They bring security, or at least an alarm system and they can usually find your camping spot when you get turned around. My 10 year old dog Booboo and I retired from our dog walking business in Toronto, cashed in our city life and hit the road in our camper van. We left Toronto in May 2018 and arrived on Vancouver Island 18 days later. Although we do house sitting gigs here and there we are technically full time RVers since our van is our home. Travelling with a dog is pretty easy if your dog does not have any separation issues and you’re prepared to forgo all the touristy things that don’t allow dogs. This is also Booboo’s retirement and she has health issues so I’m happy to just hang out with her as she enjoys her golden years.
The first thing I did when I purchased the van was remove the passenger seat behind the driver to make room for her bed. It’s important that your dog has a designated space in the vehicle. It could be a bed, blanket or crate, whatever makes them comfortable. We only brought 2 toys and all of her food and meds are in one big storage tote that doubles as a door stop while we are in motion. We also have a collapsible food dish and spill proof water container as well as a couple of 4 litre jugs of fresh water.
I had Booboo fitted for a harness. These are great for when you’re walking in new areas, which will be pretty much be everywhere. If your dog is like mine they get excited and pull. A harness will alleviate any pressure on their neck and throat. Consider a "disco collar" or a light attachment for nighttime walks. And always have a flashlight when venturing out into the dark.
Be aware of your surroundings, even the best trained dogs can get spooked and bolt. You don’t want your friend lost in a vast Canadian forest. Please have tags with your contact info on them and leave the collar on your dog. If you don’t have tags those plastic key fobs that you can write on are a great alternative. Even if your dog is micro chipped they would have to get to a vet or shelter to read the chip so best to make it easy to be reunited.

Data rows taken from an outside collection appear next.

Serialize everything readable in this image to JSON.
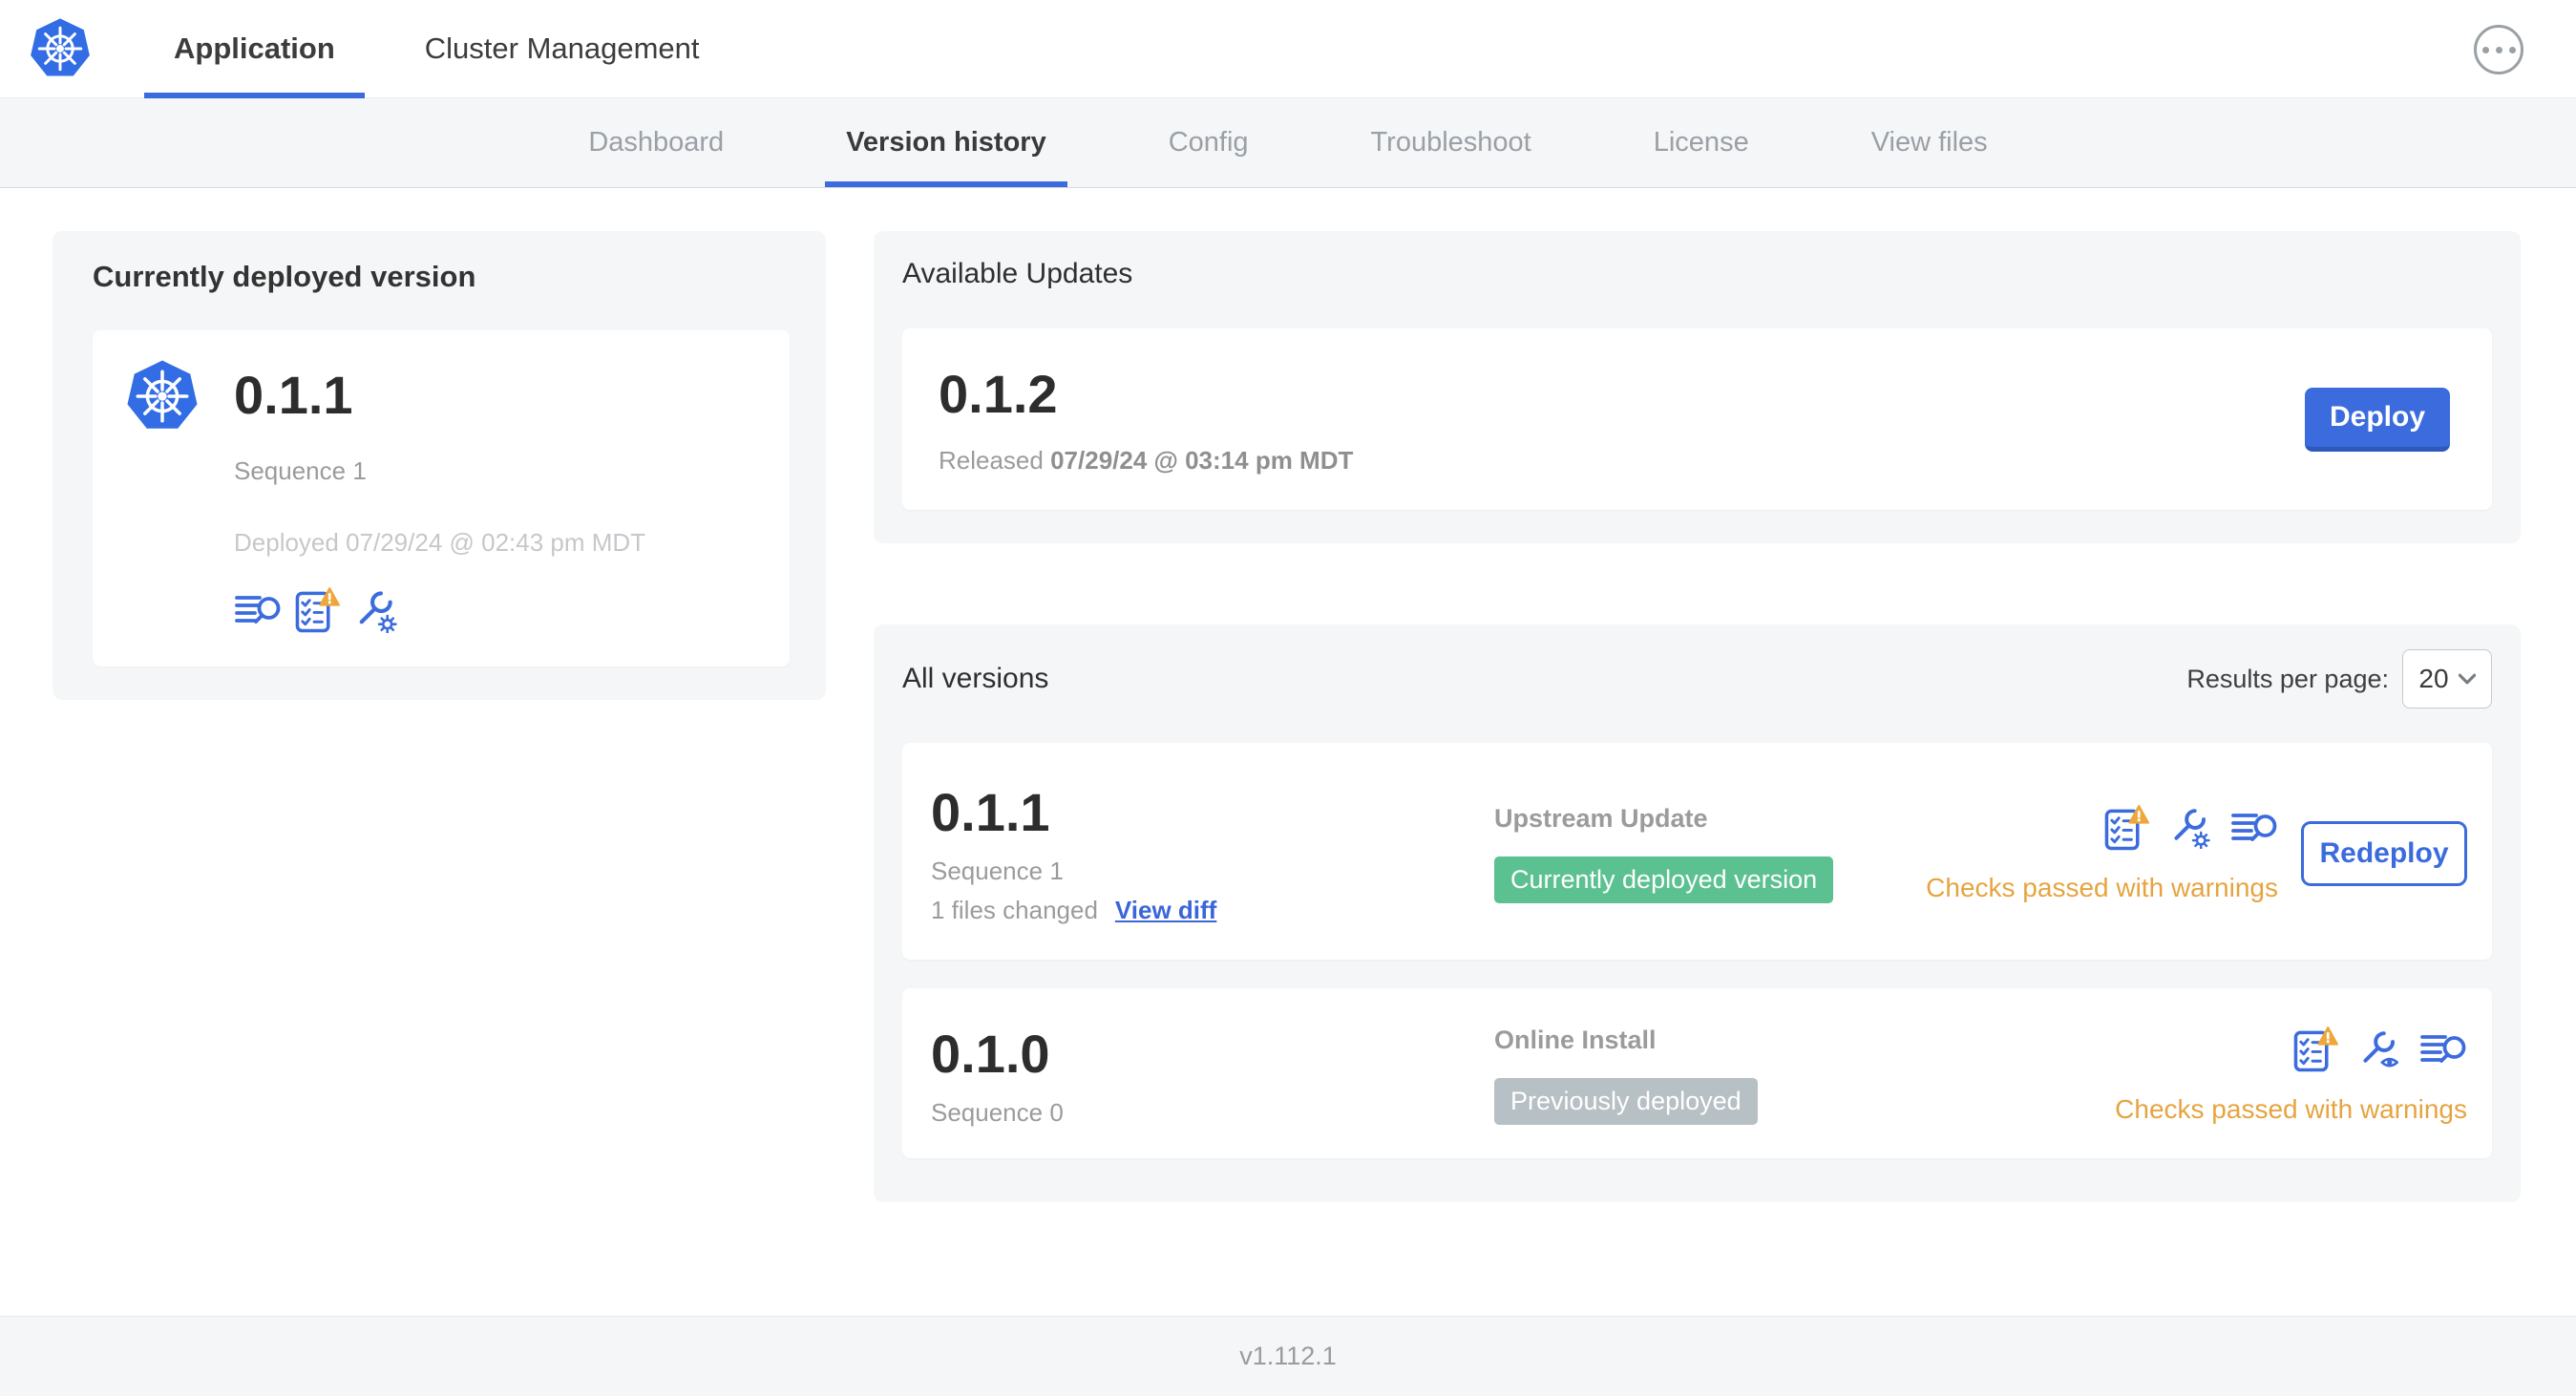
{
  "header": {
    "tabs": [
      {
        "label": "Application"
      },
      {
        "label": "Cluster Management"
      }
    ]
  },
  "subnav": {
    "items": [
      {
        "label": "Dashboard"
      },
      {
        "label": "Version history"
      },
      {
        "label": "Config"
      },
      {
        "label": "Troubleshoot"
      },
      {
        "label": "License"
      },
      {
        "label": "View files"
      }
    ]
  },
  "current_version": {
    "title": "Currently deployed version",
    "version": "0.1.1",
    "sequence": "Sequence 1",
    "deployed": "Deployed 07/29/24 @ 02:43 pm MDT"
  },
  "available_updates": {
    "title": "Available Updates",
    "version": "0.1.2",
    "released_label": "Released",
    "released_date": "07/29/24 @ 03:14 pm MDT",
    "deploy_button": "Deploy"
  },
  "all_versions": {
    "title": "All versions",
    "results_per_page_label": "Results per page:",
    "results_per_page_value": "20",
    "rows": [
      {
        "version": "0.1.1",
        "sequence": "Sequence 1",
        "files_changed": "1 files changed",
        "view_diff_link": "View diff",
        "source": "Upstream Update",
        "badge": "Currently deployed version",
        "status": "Checks passed with warnings",
        "action_button": "Redeploy"
      },
      {
        "version": "0.1.0",
        "sequence": "Sequence 0",
        "source": "Online Install",
        "badge": "Previously deployed",
        "status": "Checks passed with warnings"
      }
    ]
  },
  "footer": {
    "app_version": "v1.112.1"
  },
  "icons": {
    "header_logo": "kubernetes-logo",
    "header_menu": "ellipsis-circle",
    "current_version_actions": [
      "deploy-logs",
      "preflight-checks-warning",
      "config-edit"
    ],
    "row_0_actions": [
      "preflight-checks-warning",
      "config-edit",
      "deploy-logs"
    ],
    "row_1_actions": [
      "preflight-checks-warning",
      "config-view",
      "deploy-logs"
    ],
    "results_select": "chevron-down"
  },
  "colors": {
    "primary_blue": "#3b6bdd",
    "kubernetes_blue": "#326de6",
    "success_green": "#5cc191",
    "previous_gray": "#b7c0c5",
    "warning_orange": "#e6a440",
    "link_blue": "#3a66d8"
  }
}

We made regular stops while on the road and tried not to drive longer than 5 hours. There are a multitude of provincial parks with amazing trails and creeks. Most parks allow dogs but they must be on leash. Let’s be honest, if your dog sticks around you probably let it off when there’s no one around. Keep in mind that if you do see someone coming that it’s your responsibility to call back and secure your dog, not everyone is dog ga ga and technically you’re breaking the law. Booboo also wears a bear bell when we are hiking. BC is quite a bit different from the City parks n Toronto. It took me a while to remember that. Actually it was the time I saw the big Newfoundlander up ahead on the trail. When I queried why its owner was nowhere in sight my friend informed me that it was a bear. So, yeah be aware out there. Of course there’s the ocean but remember its salt water and if your dog drinks enough they will get the runs. Not fun in a van! Not to mention the havoc the salt will wreak on the metal tags and collar.
We spent 6 months travelling around the island and it’s various off islands resulting in 20 ferry rides. Dogs are not allowed above deck on BC ferries. Since our van is an oversize vehicle we had to park on the lowest deck and I had to vacate the vehicle. I could leave Booboo in the van and go up top but I wanted to be with her so we opted for the pet area on the ship. It’s really not ideal; situated on one of the car decks, you are in a small area with benches and crates. It’s boring and if you get stuck with a dog that’s not well trained it can cause extra stress to you and your pooch. If you are travelling in a car you can stay in the vehicle with your dog. Best to check with the ferry and plan your trip accordingly.
As I mentioned, Booboo has heath issues so we need to set up vets as we move along. We had one in Sidney for the time we were bouncing around the island. If you don’t need regular checkups for your pet at least make a note of any vets nearby just in case.
This is a whole new lifestyle for us and it’s been amazing. We are building great memories and I can’t think of anyone else I’d rather do this with.
Join us on this group tour to Niagara, and experience the Hornblower Niagara Boat Cruise, enjoy a Buffet Lunch overlooking Niagara Falls, along with a magnificent tour, and an awesome tour guide!